Eminent Domain and the Problem With Short-Term Thinking


Eminent domain refers to the power possessed by the state over all property within the state, specifically its power to appropriate property for a public use. The proceeding by which a government unit exercises its eminent domain power is called a condemnation proceeding.

Eminent domain powers are regularly used by governments in order to create and expand rights-of-way.  In recent decades, however, governments have sought to expand what constitutes a “public use” by using eminent domain for urban renewal and other seemingly private development projects.  To do this, the government claims that an area is “blighted” in order to qualify it for urban renewal redevelopment.

Recently, two highly-publicized condemnation proceedings from the past, which occurred more than forty years apart, have found their way back into the headlines and demonstrate the problems which arise when urban renewal/redevelopment projects are carried out in a “ready-fire-aim” fashion.

Here in Minnesota, the discovery of the first three floors of the Metropolitan Building in a Delano scrap yard has brought back memories of the infamous Gateway District urban renewal project  of the early 1960s, where the City of Minneapolis essentially demolished a large chunk of its downtown area in order to rid itself of its seedier aspects.  “The Met”, as it was called, was the focus of the earliest of historic preservation efforts in Minnesota but, unfortunately, the Minnesota Supreme Court ruled in 1960 that the City of Minneapolis could take the Met down with everything else in the Gateway.  Nearly five decades later, some sites still sit empty and a movement is on to recover the Metropolitan’s remnants for an as-yet determined use.

Meanwhile, an eminent domain case which took on national significance after a highly-criticized U.S. Supreme Court case has found its way back into the headlines.  The case of Kelo v. City of New London involved the City of New London, Connecticut attempting to take private property, including the home of Suzette Kelo, in order to redevelop the area into a new corporate facility for Pfizer, Inc.  Five years later, Pfizer has pulled out of its expansion plans and the property  taken by New London sits vacant with no current prospects for a replacement project.

The 1960 Minnesota Supreme Court case focused on whether the City of Minneapolis could use its takings power under the Municipal Housing and Redevelopment Act to redevelop property other than housing, whereas the Kelo case focused on whether taking property for economic development constituted a “public use.”  In both cases, the courts answered yes, the government taking proceeded and the buildings came down.

The cases involving the Met and the Kelo property share something else in common as well.  Each case prompted a societal outcry leading to changes being made to prevent these situations from happening again.  The Met’s fate prompted Minnesota’s historical preservation movement, and today we have non-profit organizations such as the Preservation Alliance of Minnesota  which seek to protect buildings and other structures with historical significance from the wrecking ball.  Similarly, the Kelo decision spurred state legislatures to enact tighter restrictions on the use of eminent domain powers for economic development.

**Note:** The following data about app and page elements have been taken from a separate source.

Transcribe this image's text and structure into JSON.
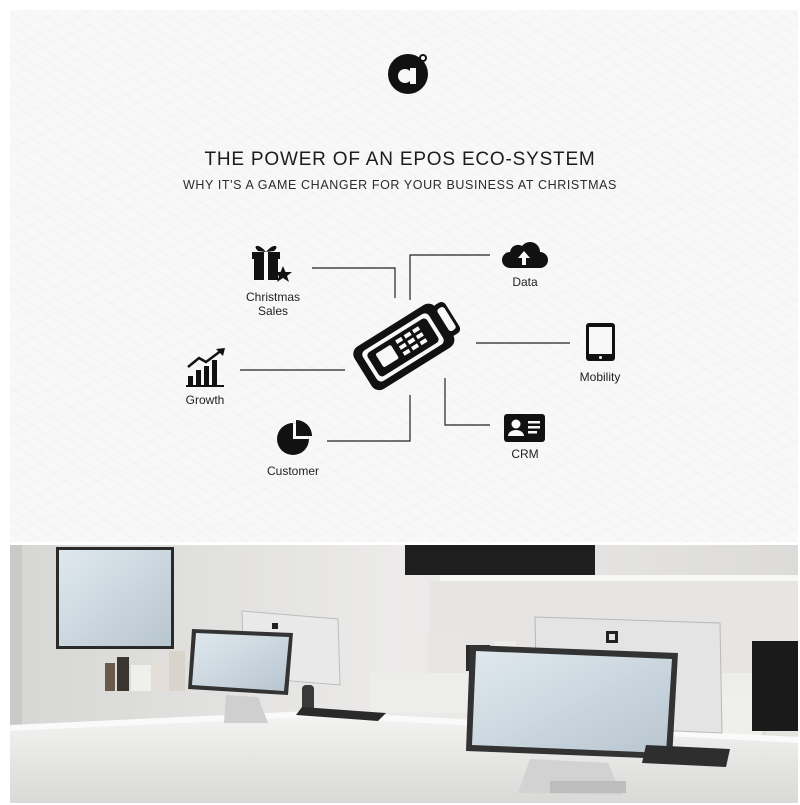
{
  "title": "THE POWER OF AN EPOS ECO-SYSTEM",
  "subtitle": "WHY IT'S A GAME CHANGER FOR YOUR BUSINESS AT CHRISTMAS",
  "nodes": {
    "christmas_sales": {
      "label": "Christmas\nSales",
      "icon": "gift-star-icon"
    },
    "data": {
      "label": "Data",
      "icon": "cloud-upload-icon"
    },
    "mobility": {
      "label": "Mobility",
      "icon": "tablet-icon"
    },
    "growth": {
      "label": "Growth",
      "icon": "growth-chart-icon"
    },
    "customer": {
      "label": "Customer",
      "icon": "pie-chart-icon"
    },
    "crm": {
      "label": "CRM",
      "icon": "contact-card-icon"
    }
  },
  "center": {
    "icon": "card-terminal-icon"
  },
  "colors": {
    "ink": "#111111",
    "panel": "#f8f8f8",
    "line": "#222222"
  }
}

The larger question, however, in both instances, is why do we engage in such myopic thinking about urban planning in this country.  For example, during the housing boom of the early 2000s, the City of Minneapolis saw an exponential increase in new condominium developments, many built from the ground up.  Some of these developments were very near to the Gateway District.  As I watched these buildings go up, I could not help but wonder whether any of the hotels which were demolished in the Gateway between the 1960s and the 1990s could have been repurposed into condominiums for less cost than and without the use of additional resources in the newly constructed buildings.

Case in point:  the Nicollet Hotel.  Once the crown jewel of Minneapolis hotels, the Nicollet ultimately fell into disrepair and met with the wrecking ball in 1991.  Here’s a picture of the Nicollet in its heyday:

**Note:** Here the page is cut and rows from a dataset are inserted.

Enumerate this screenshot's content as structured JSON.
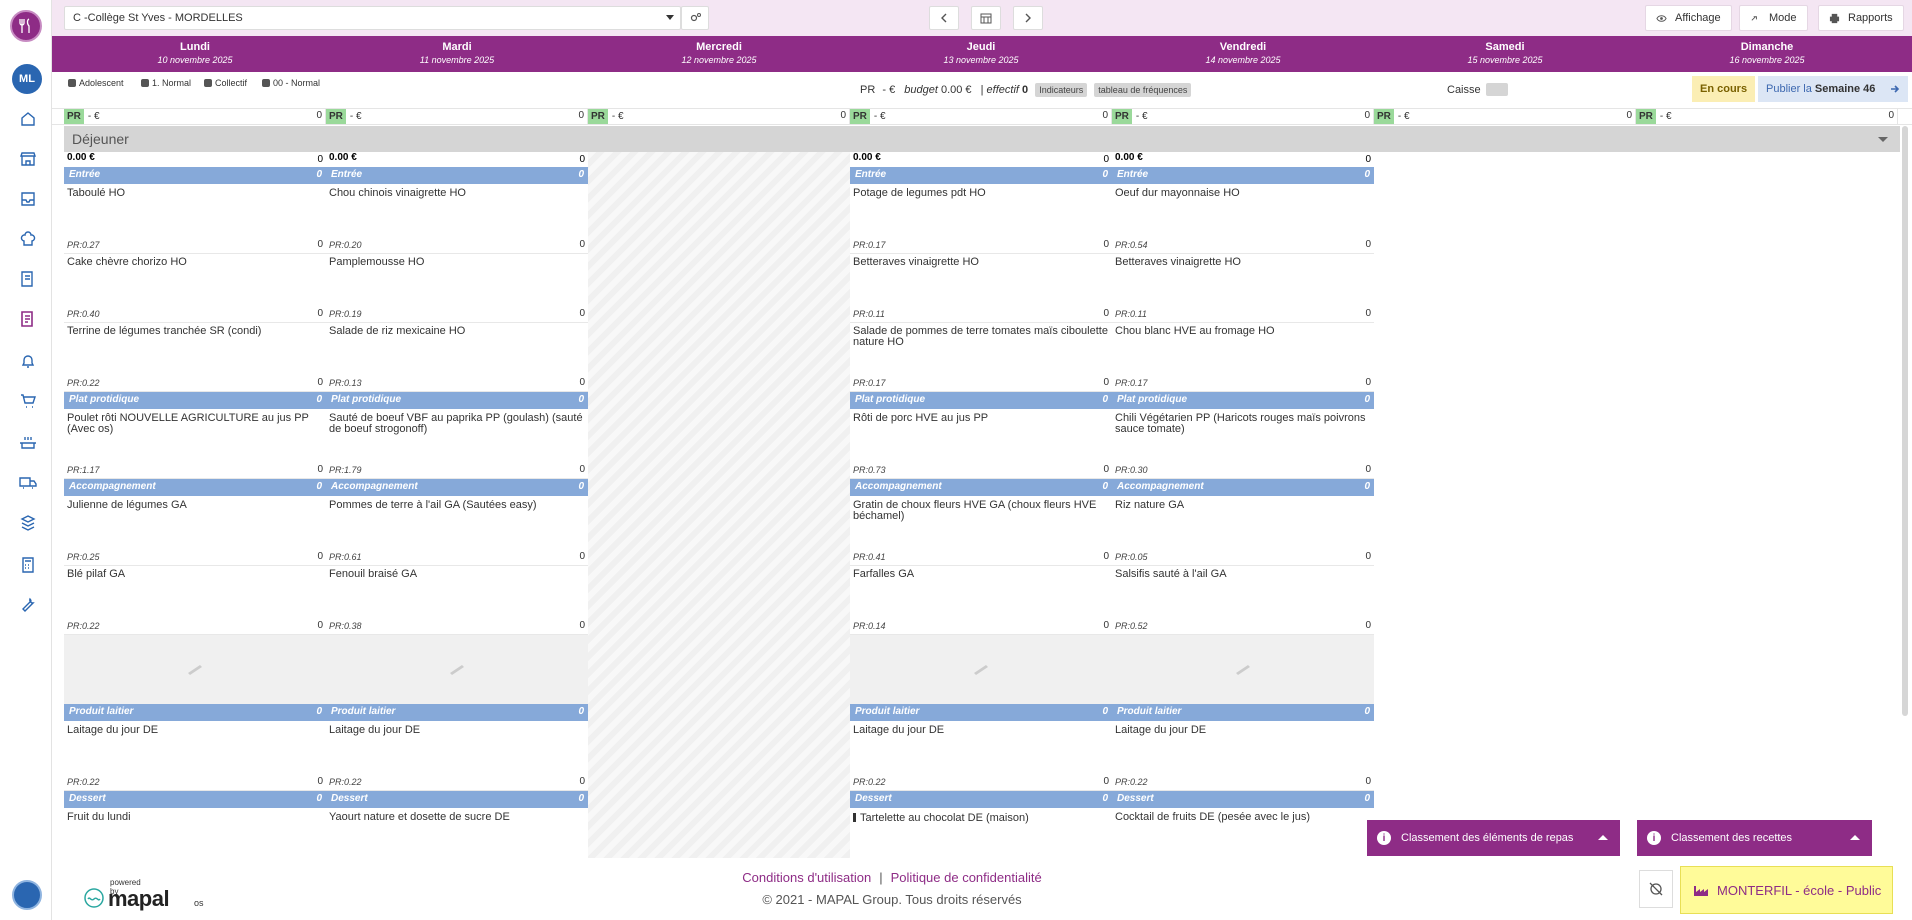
{
  "topbar": {
    "site": "C -Collège St Yves - MORDELLES",
    "affichage": "Affichage",
    "mode": "Mode",
    "rapports": "Rapports"
  },
  "user": {
    "initials": "ML"
  },
  "days": [
    {
      "name": "Lundi",
      "date": "10 novembre 2025"
    },
    {
      "name": "Mardi",
      "date": "11 novembre 2025"
    },
    {
      "name": "Mercredi",
      "date": "12 novembre 2025"
    },
    {
      "name": "Jeudi",
      "date": "13 novembre 2025"
    },
    {
      "name": "Vendredi",
      "date": "14 novembre 2025"
    },
    {
      "name": "Samedi",
      "date": "15 novembre 2025"
    },
    {
      "name": "Dimanche",
      "date": "16 novembre 2025"
    }
  ],
  "infobar": {
    "chips": [
      "Adolescent",
      "1. Normal",
      "Collectif",
      "00 - Normal"
    ],
    "pr_label": "PR",
    "pr_value": "- €",
    "budget_label": "budget",
    "budget_value": "0.00 €",
    "effectif_label": "effectif",
    "effectif_value": "0",
    "indicateurs": "Indicateurs",
    "frequences": "tableau de fréquences",
    "caisse": "Caisse",
    "status": "En cours",
    "publier": "Publier la",
    "week": "Semaine 46"
  },
  "prrow": {
    "pr": "PR",
    "eur": "- €",
    "count": "0"
  },
  "meal": "Déjeuner",
  "columns": [
    {
      "total": "0.00 €",
      "total_n": "0",
      "sections": [
        {
          "cat": "Entrée",
          "n": "0",
          "dishes": [
            {
              "name": "Taboulé HO",
              "pr": "PR:0.27",
              "n": "0"
            },
            {
              "name": "Cake chèvre chorizo HO",
              "pr": "PR:0.40",
              "n": "0"
            },
            {
              "name": "Terrine de légumes tranchée SR (condi)",
              "pr": "PR:0.22",
              "n": "0"
            }
          ]
        },
        {
          "cat": "Plat protidique",
          "n": "0",
          "dishes": [
            {
              "name": "Poulet rôti NOUVELLE AGRICULTURE au jus PP (Avec os)",
              "pr": "PR:1.17",
              "n": "0"
            }
          ]
        },
        {
          "cat": "Accompagnement",
          "n": "0",
          "dishes": [
            {
              "name": "Julienne de légumes GA",
              "pr": "PR:0.25",
              "n": "0"
            },
            {
              "name": "Blé pilaf GA",
              "pr": "PR:0.22",
              "n": "0"
            },
            {
              "placeholder": true
            }
          ]
        },
        {
          "cat": "Produit laitier",
          "n": "0",
          "dishes": [
            {
              "name": "Laitage du jour DE",
              "pr": "PR:0.22",
              "n": "0"
            }
          ]
        },
        {
          "cat": "Dessert",
          "n": "0",
          "dishes": [
            {
              "name": "Fruit du lundi",
              "pr": "",
              "n": ""
            }
          ]
        }
      ]
    },
    {
      "total": "0.00 €",
      "total_n": "0",
      "sections": [
        {
          "cat": "Entrée",
          "n": "0",
          "dishes": [
            {
              "name": "Chou chinois vinaigrette HO",
              "pr": "PR:0.20",
              "n": "0"
            },
            {
              "name": "Pamplemousse HO",
              "pr": "PR:0.19",
              "n": "0"
            },
            {
              "name": "Salade de riz mexicaine HO",
              "pr": "PR:0.13",
              "n": "0"
            }
          ]
        },
        {
          "cat": "Plat protidique",
          "n": "0",
          "dishes": [
            {
              "name": "Sauté de boeuf VBF au paprika PP (goulash) (sauté de boeuf strogonoff)",
              "pr": "PR:1.79",
              "n": "0"
            }
          ]
        },
        {
          "cat": "Accompagnement",
          "n": "0",
          "dishes": [
            {
              "name": "Pommes de terre à l'ail GA (Sautées easy)",
              "pr": "PR:0.61",
              "n": "0"
            },
            {
              "name": "Fenouil braisé GA",
              "pr": "PR:0.38",
              "n": "0"
            },
            {
              "placeholder": true
            }
          ]
        },
        {
          "cat": "Produit laitier",
          "n": "0",
          "dishes": [
            {
              "name": "Laitage du jour DE",
              "pr": "PR:0.22",
              "n": "0"
            }
          ]
        },
        {
          "cat": "Dessert",
          "n": "0",
          "dishes": [
            {
              "name": "Yaourt nature et dosette de sucre DE",
              "pr": "",
              "n": ""
            }
          ]
        }
      ]
    },
    {
      "empty": true
    },
    {
      "total": "0.00 €",
      "total_n": "0",
      "sections": [
        {
          "cat": "Entrée",
          "n": "0",
          "dishes": [
            {
              "name": "Potage de legumes pdt HO",
              "pr": "PR:0.17",
              "n": "0"
            },
            {
              "name": "Betteraves vinaigrette HO",
              "pr": "PR:0.11",
              "n": "0"
            },
            {
              "name": "Salade de pommes de terre tomates maïs ciboulette nature HO",
              "pr": "PR:0.17",
              "n": "0"
            }
          ]
        },
        {
          "cat": "Plat protidique",
          "n": "0",
          "dishes": [
            {
              "name": "Rôti de porc HVE au jus PP",
              "pr": "PR:0.73",
              "n": "0"
            }
          ]
        },
        {
          "cat": "Accompagnement",
          "n": "0",
          "dishes": [
            {
              "name": "Gratin de choux fleurs HVE GA (choux fleurs HVE béchamel)",
              "pr": "PR:0.41",
              "n": "0"
            },
            {
              "name": "Farfalles GA",
              "pr": "PR:0.14",
              "n": "0"
            },
            {
              "placeholder": true
            }
          ]
        },
        {
          "cat": "Produit laitier",
          "n": "0",
          "dishes": [
            {
              "name": "Laitage du jour DE",
              "pr": "PR:0.22",
              "n": "0"
            }
          ]
        },
        {
          "cat": "Dessert",
          "n": "0",
          "dishes": [
            {
              "name": "Tartelette au chocolat DE (maison)",
              "pr": "",
              "n": "",
              "warn": true
            }
          ]
        }
      ]
    },
    {
      "total": "0.00 €",
      "total_n": "0",
      "sections": [
        {
          "cat": "Entrée",
          "n": "0",
          "dishes": [
            {
              "name": "Oeuf dur mayonnaise HO",
              "pr": "PR:0.54",
              "n": "0"
            },
            {
              "name": "Betteraves vinaigrette HO",
              "pr": "PR:0.11",
              "n": "0"
            },
            {
              "name": "Chou blanc HVE au fromage HO",
              "pr": "PR:0.17",
              "n": "0"
            }
          ]
        },
        {
          "cat": "Plat protidique",
          "n": "0",
          "dishes": [
            {
              "name": "Chili Végétarien PP (Haricots rouges maïs poivrons sauce tomate)",
              "pr": "PR:0.30",
              "n": "0"
            }
          ]
        },
        {
          "cat": "Accompagnement",
          "n": "0",
          "dishes": [
            {
              "name": "Riz nature GA",
              "pr": "PR:0.05",
              "n": "0"
            },
            {
              "name": "Salsifis sauté à l'ail GA",
              "pr": "PR:0.52",
              "n": "0"
            },
            {
              "placeholder": true
            }
          ]
        },
        {
          "cat": "Produit laitier",
          "n": "0",
          "dishes": [
            {
              "name": "Laitage du jour DE",
              "pr": "PR:0.22",
              "n": "0"
            }
          ]
        },
        {
          "cat": "Dessert",
          "n": "0",
          "dishes": [
            {
              "name": "Cocktail de fruits DE (pesée avec le jus)",
              "pr": "",
              "n": ""
            }
          ]
        }
      ]
    }
  ],
  "panels": {
    "repas": "Classement des éléments de repas",
    "recettes": "Classement des recettes"
  },
  "footer": {
    "powered": "powered by",
    "brand": "mapal",
    "os": "os",
    "cgu": "Conditions d'utilisation",
    "sep": "|",
    "privacy": "Politique de confidentialité",
    "copyright": "© 2021 - MAPAL Group. Tous droits réservés",
    "site_label": "MONTERFIL - école - Public"
  },
  "colors": {
    "brand": "#8e2c86",
    "category": "#86a9d9",
    "pr_badge": "#9ad99a",
    "highlight": "#fffb99"
  }
}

And here’s a picture of the site today:

Yep, that’s right folks; nearly twenty years after its demolition, the Nicollet Hotel site remains a parking lot while condominiums have sprouted up all around it.  Was that a wise use of resources?

Today, thanks in large part to the efforts of the historic preservation movement, we’re seeing several downtown buildings repurposed into hotels (such as the Foshay, which is now the “W”).  However, we’ve simply shifted our ire from buildings of the first half of the twentieth century to those of the second half, and the result has been the loss of the original Guthrie Theatre , the Minneapolis Public Library  and a structure that Minnesota pioneered:  the enclosed mall (Apache Plaza  has already been replaced with a lifestyle center, and Brookdale certainly could meet a similar fate).

“Demolish and replace” as an urban planning philosophy often produces results akin to bad plastic surgery, with eminent domain serving as the scalpel.  If instances such as the Metropolitan’s demolition (which is now seen, as many at the time predicted, to be a colossal mistake) and the Kelo case teach us anything, it is that governments would be wise to think long and hard before pulling the trigger on exercising its eminent domain powers.  Otherwise, we lose a part of our history and some of our liberties as well.